Ilyès Baghli, M.D. (Algeria)
Ian Brighthope, MBBS, FACNEM (Australia)
Gilbert Henri Crussol, D.M.D. (Spain)
Carolyn Dean, M.D., N.D. (USA)
Ian Dettman, Ph.D. (Australia)
Damien Downing, M.B.B.S., M.R.S.B. (United Kingdom)
Ron Erlich, B.D.S. (Australia)
Hugo Galindo, M.D. (Colombia)
Martin P. Gallagher, M.D., D.C. (USA)
Michael J. Gonzalez, N.M.D., D.Sc., Ph.D. (Puerto Rico)
William B. Grant, Ph.D. (USA)
Claus Hancke, MD, FACAM (Denmark)
Tonya S. Heyman, M.D. (USA)
Suzanne Humphries, M.D. (USA)
Ron Hunninghake, M.D. (USA)
Bo H. Jonsson, M.D., Ph.D. (Sweden)
Felix I. D. Konotey-Ahulu, MD, FRCP, DTMH (Ghana)
Jeffrey J. Kotulski, D.O. (USA)
Peter H. Lauda, M.D. (Austria)
Thomas Levy, M.D., J.D. (USA)
Alan Lien, Ph.D. (Taiwan)
Homer Lim, M.D. (Philippines)
Stuart Lindsey, Pharm.D. (USA)
Victor A. Marcial-Vega, M.D. (Puerto Rico)
Charles C. Mary, Jr., M.D. (USA)
Mignonne Mary, M.D. (USA)

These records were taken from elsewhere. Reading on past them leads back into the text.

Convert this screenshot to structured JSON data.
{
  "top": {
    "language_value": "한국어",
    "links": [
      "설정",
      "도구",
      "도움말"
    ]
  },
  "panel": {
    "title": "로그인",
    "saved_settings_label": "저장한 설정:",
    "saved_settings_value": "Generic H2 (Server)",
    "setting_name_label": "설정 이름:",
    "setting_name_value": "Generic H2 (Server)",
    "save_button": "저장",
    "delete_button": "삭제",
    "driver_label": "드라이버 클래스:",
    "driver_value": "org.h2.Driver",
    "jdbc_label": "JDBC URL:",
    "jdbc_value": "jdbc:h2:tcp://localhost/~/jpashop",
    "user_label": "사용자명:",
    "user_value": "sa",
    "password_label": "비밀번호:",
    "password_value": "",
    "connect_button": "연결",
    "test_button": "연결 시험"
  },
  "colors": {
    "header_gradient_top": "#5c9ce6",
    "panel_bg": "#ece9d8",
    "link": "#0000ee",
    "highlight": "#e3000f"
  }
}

Jun Matsuyama, M.D., Ph.D. (Japan)
Joseph Mercola, D.O. (USA)
Jorge R. Miranda-Massari, Pharm.D. (Puerto Rico)
Karin Munsterhjelm-Ahumada, M.D. (Finland)
Tahar Naili, M.D. (Algeria)
W. Todd Penberthy, Ph.D. (USA)
Zhiyong Peng, M.D. (China)
Isabella Akyinbah Quakyi, Ph.D. (Ghana)
Selvam Rengasamy, MBBS, FRCOG (Malaysia)
Jeffrey A. Ruterbusch, D.O. (USA)
Gert E. Schuitemaker, Ph.D. (Netherlands)
T.E. Gabriel Stewart, M.B.B.CH. (Ireland)
Thomas L. Taxman, M.D. (USA)
Jagan Nathan Vamanan, M.D. (India)
Garry Vickar, M.D. (USA)
Ken Walker, M.D. (Canada)
Raymond Yuen, MBBS, MMed (Singapore)
Anne Zauderer, D.C. (USA)
Andrew W. Saul, Ph.D. (USA), Editor-In-Chief
Associate Editor: Robert G. Smith, Ph.D. (USA)
Editor, Japanese Edition: Atsuo Yanagisawa, M.D., Ph.D. (Japan)
Editor, Chinese Edition: Richard Cheng, M.D., Ph.D. (USA)
Editor, French Edition: Vladimir Arianoff, M.D. (Belgium)
Editor, Norwegian Edition: Dag Viljen Poleszynski, Ph.D. (Norway)
Editor, Arabic Edition: Moustafa Kamel, R.Ph, P.G.C.M (Egypt)
Editor, Korean Edition: Hyoungjoo Shin, M.D. (South Korea)
Assistant Editor: Helen Saul Case, M.S. (USA)
Technology Editor: Michael S. Stewart, B.Sc.C.S. (USA)
Legal Consultant: Jason M. Saul, JD (USA)
Comments and media contact: firstname.lastname@example.org OMNS welcomes but is unable to respond to individual reader emails. Reader comments become the property of OMNS and may or may not be used for publication.
To Subscribe at no charge: http://www.orthomolecular.org/subscribe.html
To Unsubscribe from this list: http://www.orthomolecular.org/unsubscribe.html